By Geoffrey Smith
Investing.com -- The Fed and other central banks open the monetary floodgates, but markets around the world are still in freefall as the coronavirus pandemic spreads across the U.S. and Europe. The rest is just details. Here's what you need to know in financial markets on Monday, March 16th.
1. Fed takes emergency action
The Federal Reserve took more emergency action to stem the panic in global financial markets, cutting the target range for fed funds to near 0% and resuming large-scale asset purchases to ensure liquidity.
The Fed said it will buy $500 billion of U.S. Treasury bonds and $200 billion of agency debt, although it didn’t specify a timeframe for its purchases.
In addition, the Fed said it would expand and reduce the cost of dollar swap facilities with five other major global central banks. The facilities were a key element in ensuring dollar liquidity to financial centers around the world during the last financial crisis in 2008/9.
The measures came after President Donald Trump declared a national emergency after the market close on Friday. Trump also announced over the weekend that he had tested negative for the Covid-19 virus after coming into contact with a Brazilian official who has been confirmed with the disease. Goldman Sachs (NYSE:GS) analysts predicted the U.S. economy could contract by 5% in the second quarter.
2. Central banks open the taps; governments seen following
Other central banks around the world continue to open the monetary taps in an increasingly desperate efforts to keep financial markets orderly.
The Bank of Japan said it would double its target for purchases of exchange-traded funds to the equivalent of $112 billion.

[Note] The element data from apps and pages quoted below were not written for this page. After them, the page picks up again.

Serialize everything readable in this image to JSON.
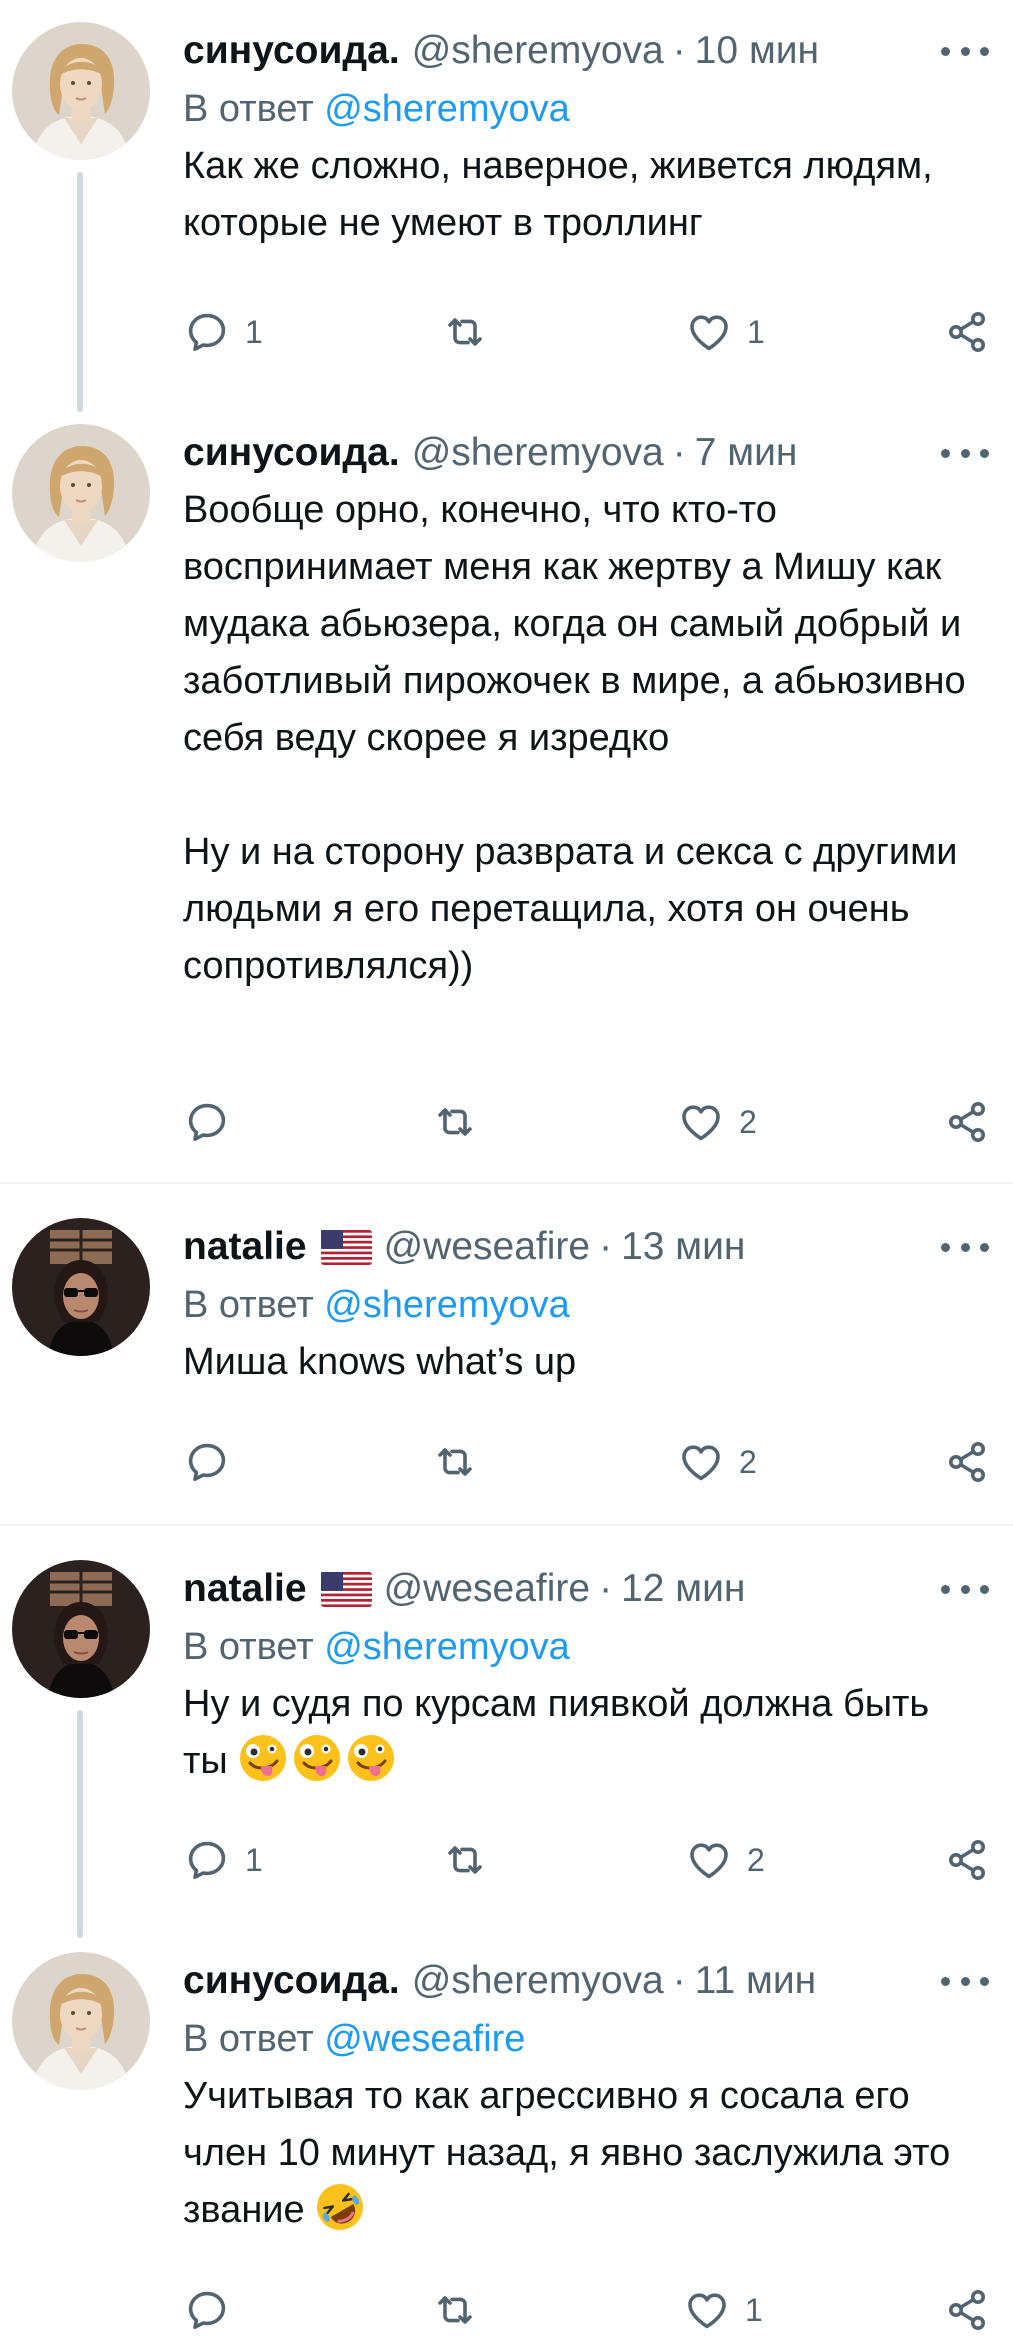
{
  "tweets": [
    {
      "name": "синусоида.",
      "handle": "@sheremyova",
      "dot": "·",
      "time": "10 мин",
      "reply_prefix": "В ответ",
      "reply_mention": "@sheremyova",
      "text": "Как же сложно, наверное, живется людям, которые не умеют в троллинг",
      "reply_count": "1",
      "retweet_count": "",
      "like_count": "1"
    },
    {
      "name": "синусоида.",
      "handle": "@sheremyova",
      "dot": "·",
      "time": "7 мин",
      "text": "Вообще орно, конечно, что кто-то воспринимает меня как жертву а Мишу как мудака абьюзера, когда он самый добрый и заботливый пирожочек в мире, а абьюзивно себя веду скорее я изредко\n\nНу и на сторону разврата и секса с другими людьми я его перетащила, хотя он очень сопротивлялся))",
      "reply_count": "",
      "retweet_count": "",
      "like_count": "2"
    },
    {
      "name": "natalie",
      "handle": "@weseafire",
      "dot": "·",
      "time": "13 мин",
      "reply_prefix": "В ответ",
      "reply_mention": "@sheremyova",
      "text": "Миша knows what’s up",
      "reply_count": "",
      "retweet_count": "",
      "like_count": "2"
    },
    {
      "name": "natalie",
      "handle": "@weseafire",
      "dot": "·",
      "time": "12 мин",
      "reply_prefix": "В ответ",
      "reply_mention": "@sheremyova",
      "text": "Ну и судя по курсам пиявкой должна быть ты",
      "reply_count": "1",
      "retweet_count": "",
      "like_count": "2"
    },
    {
      "name": "синусоида.",
      "handle": "@sheremyova",
      "dot": "·",
      "time": "11 мин",
      "reply_prefix": "В ответ",
      "reply_mention": "@weseafire",
      "text": "Учитывая то как агрессивно я сосала его член 10 минут назад, я явно заслужила это звание",
      "reply_count": "",
      "retweet_count": "",
      "like_count": "1"
    }
  ],
  "colors": {
    "text": "#0f1419",
    "secondary": "#536471",
    "accent": "#1d9bf0",
    "thread_line": "#cfd9de",
    "divider": "#eff3f4"
  },
  "icons": {
    "reply": "reply-icon",
    "retweet": "retweet-icon",
    "like": "heart-icon",
    "share": "share-icon",
    "more": "more-icon",
    "flag": "us-flag-icon",
    "emoji_zany": "zany-face-emoji",
    "emoji_rofl": "rofl-emoji"
  }
}
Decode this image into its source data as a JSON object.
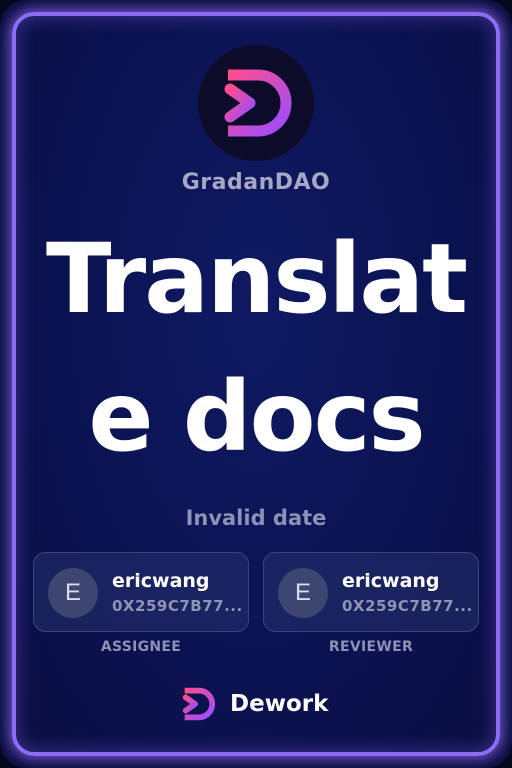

The Reserve Bank of New Zealand cut its key rate by 75 basis points to 0.25% and said it would not raise it for at least a year. And the Bank of Korea, which had earlier resisted rate cuts despite the country suffering a severe Covid-19 outbreak itself, cut its key rate by 50 basis points to 0.75%.
Elsewhere, Robert Holzmann, one of the more hawkish members of the European Central Bank’s governing council, flagged the possibility of more direct intervention to stabilize eurozone bond markets.
“If there is a need to intervene in the area of government bonds, measures will be taken,” Holzmann said.
Eurozone finance ministers are currently meeting and are expected to announce fresh measures to support the economy later.
3. China’s data as bad as expected
Industrial production fell 13.5% on the year in February, while retail sales fell over 20% and fixed asset investment fell 24.5%. The numbers confirm that a sharp contraction in GDP in the first quarter is all but inevitable.
However, anecdotal reports such as pollution and traffic measures suggest a gradual return to normality continues. In Europe, retailers Kingfisher (LON:KGF) and Associated British Foods (LON:ABF) (the owner of Primark) both reported that their Chinese supply chains were operating more or less normally. Their big concern, as with many others, is now with the extent of store closures in Europe due to public health measures.
4. Stocks set to open sharply lower
U.S. stock markets are set to open sharply lower, giving up around half the gains they made on Friday in anticipation of more emergency policy measures to support the U.S. economy.
By 6:40 AM ET (1040 GMT), Dow 30 futures were down 1,045 points or 4.6% at 21,794 points. The S&P 500 futures contract was down 4.8% and the Nasdaq 100 futures contract was down 4.6%.
The flight out of risk assets into havens continued, with the 10-year Treasury yield falling 17 basis points to 0.77% and the two-year yield falling 17 basis points to 0.32%. Gold futures fell 0.7% to $1,507.00 as investors continued to liquidate positions to meet margin calls in other assets.
Overnight, the Chinese Shanghai Shenzhen CSI 300 index had fallen 5.3%, ending a period of Chinese outperformance, while Australia’s benchmark index fell 9.7% and the Euro Stoxx 600 fell 7.9%.
5. Companies struggle to keep pace with virus spread
Companies around the world issued more warnings about the outlook for their businesses amid increasingly severe shutdowns in the U.S. and Europe. Over the weekend, New York and Los Angeles tightened restrictions on bars and restaurants, while many European countries closed their borders, even within the Schengen free-travel area.
Airlines were again in the front line: British Airways owner IAG (LON:ICAG) said it would run its April-May scheduled at only 25% of capacity, while United Airlines (NASDAQ:UAL) slashed its schedule by half.
EasyJet (LON:EZJ) warned that government support will be needed to ensure the survival of much of the industry. Carnival (NYSE:CCL) suspended new cruises for four more of its lines, having already suspended the Diamond cruise line last week.
Fiat Chrysler (NYSE:FCAU) said it will temporarily close eight plants across Europe, while tiremaker Michelin (PA:MICP) said it will close plants in France, Spain and Italy.